Life is funny. One minute you're a boutique owner. The next minute you're a mom of two. The next minute you're an intern. And the next minute you're a personal stylist.
The last week has been busy and exciting with my side business suddenly becoming my main business. I decided it was all getting to be a little too much. Like working until 1 a.m. too much. Like frazzled and short-tempered too much, particularly when I rise with my son who just doesn't seem to get it when I say "No light. No wake" to him at 5 a.m.
So, I quit. I quit the geriatric paper. And believe it or not, it made me a little sad. I used to be able to cut jobs, places and people rather quickly and without much thought or consideration. I'd reach a boiling point where I was not happy anymore, couldn't take it anymore and then...drum roll... finito santiago. My husband used to say that was the scariest part of my personality -- the ability to be so black and white. Like, "Hi, I'm done with you. Goodbye."
Things done changed, though.
My thinking and feeling go hand-in-hand more now. I make decisions before I become hyper fed-up and blindly emotional.
It's due to many changes in my life, not the least of which is having children. And I'm not talking about a baby that wakes you up for the seventh time in the middle of the night. I mean parenting kids that are growing up with their own words and opinions and stories and feelings. That takes more than a wellspring of emotion. It takes thought and consideration and decisions that go beyond "'cause I just want to."
The craziest part of it all is they make you look back on the most man-my-head-hurts-because-i've-been-banging-it-on-this-wall-for-the-past-hour moments of being a parent with...affection. Yes I said it. I may take it back tomorrow, but I'm saying it now. It's not because you love them because it goes without saying that the sort of love you feel for your child is off-the-charts scary, but also because it's this feeling of "Man, that was fucking hard. And I survived. And I think I might have learned something. Rad."
So, you change. Or at least I have. Not anything that anyone would notice if they were having dinner with me, but just in that I sit just a little more comfortably in this sometimes wobbly, sometimes stone hard, sometimes pillow soft chair that is my life.
At least that's how I feel right now. J waking up in the middle of the night tonight saying, "No seep. No seep. No seep" could change all that.

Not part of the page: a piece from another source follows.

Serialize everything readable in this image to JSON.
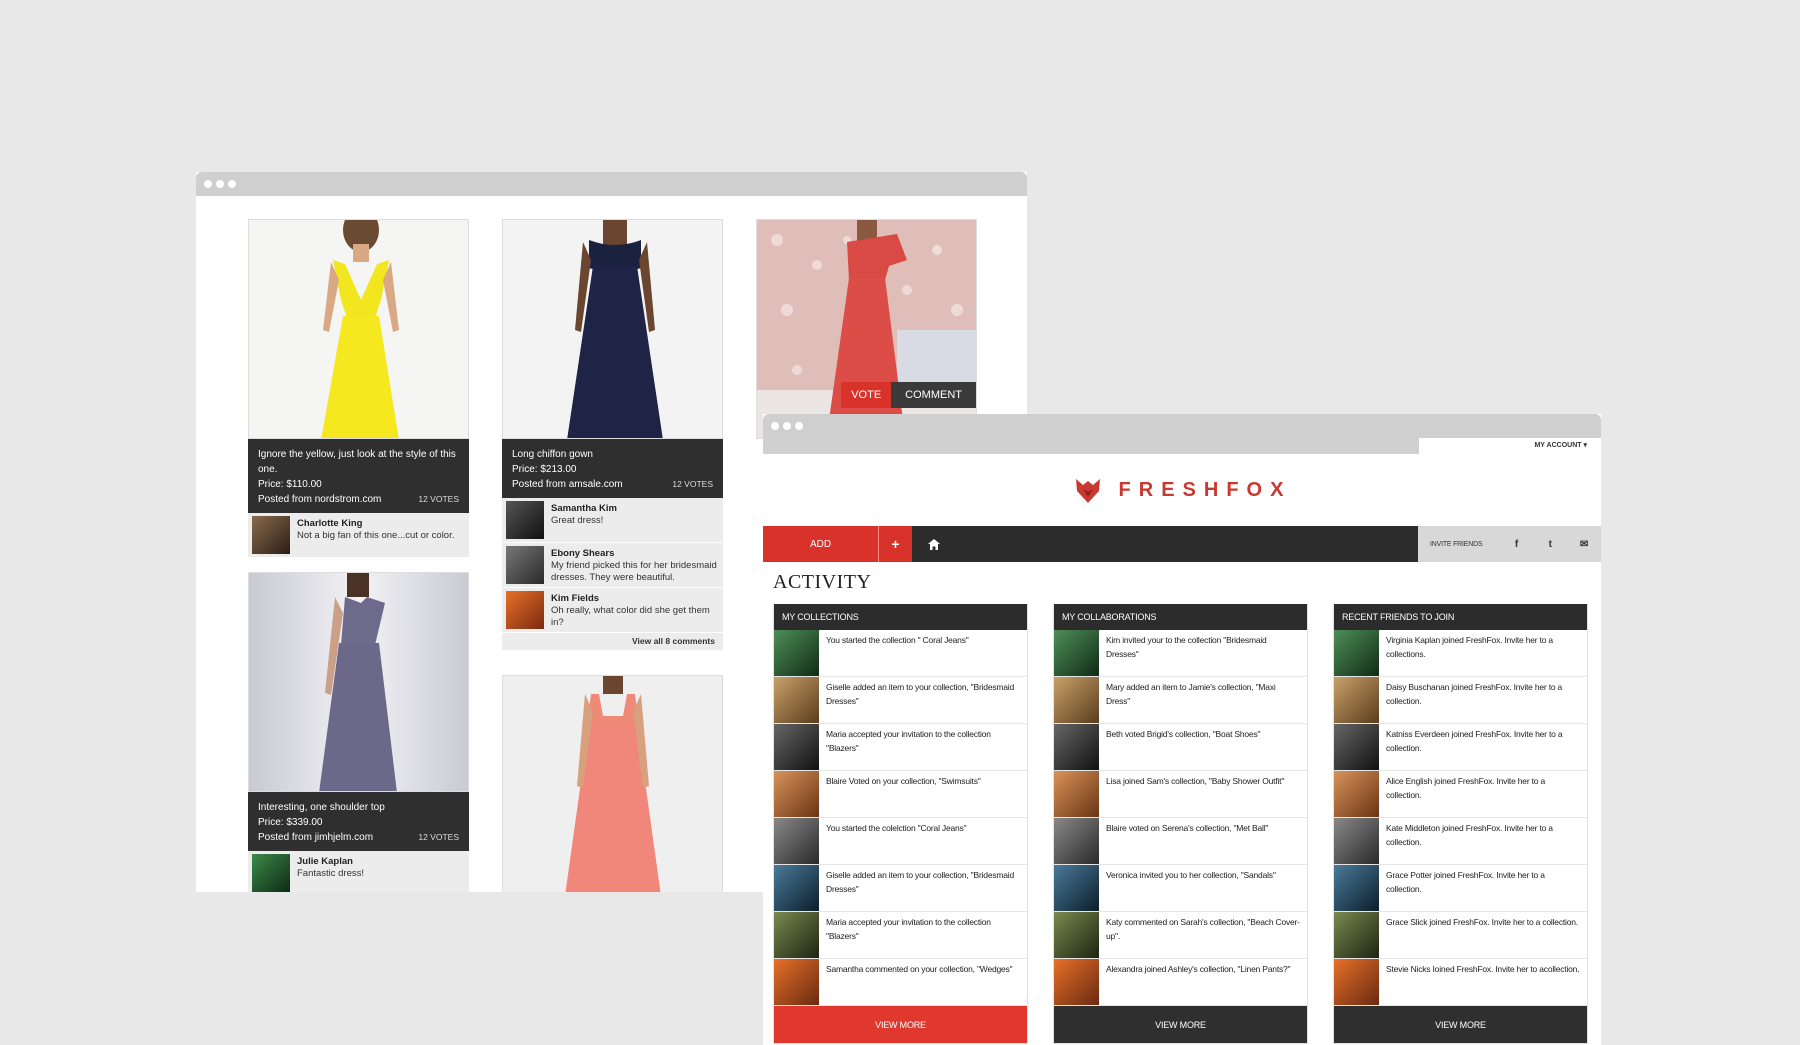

Marley has a chart in our kitchen that tracks her behavior. Smiley faces for setting the table. Smiley faces for "pleases" and "thanks yous." Smiley faces for brushing her teeth. I asked her the other day if I should get a smiley face for things I'm working on as her mama -- like not yelling so much. She ran over to her toy room table, grabbed one of the heart-shaped post-its I gave her the other day, and scrawled a broad, smiling face on it.
"Here's your smiley face mommy. You're doing pretty good."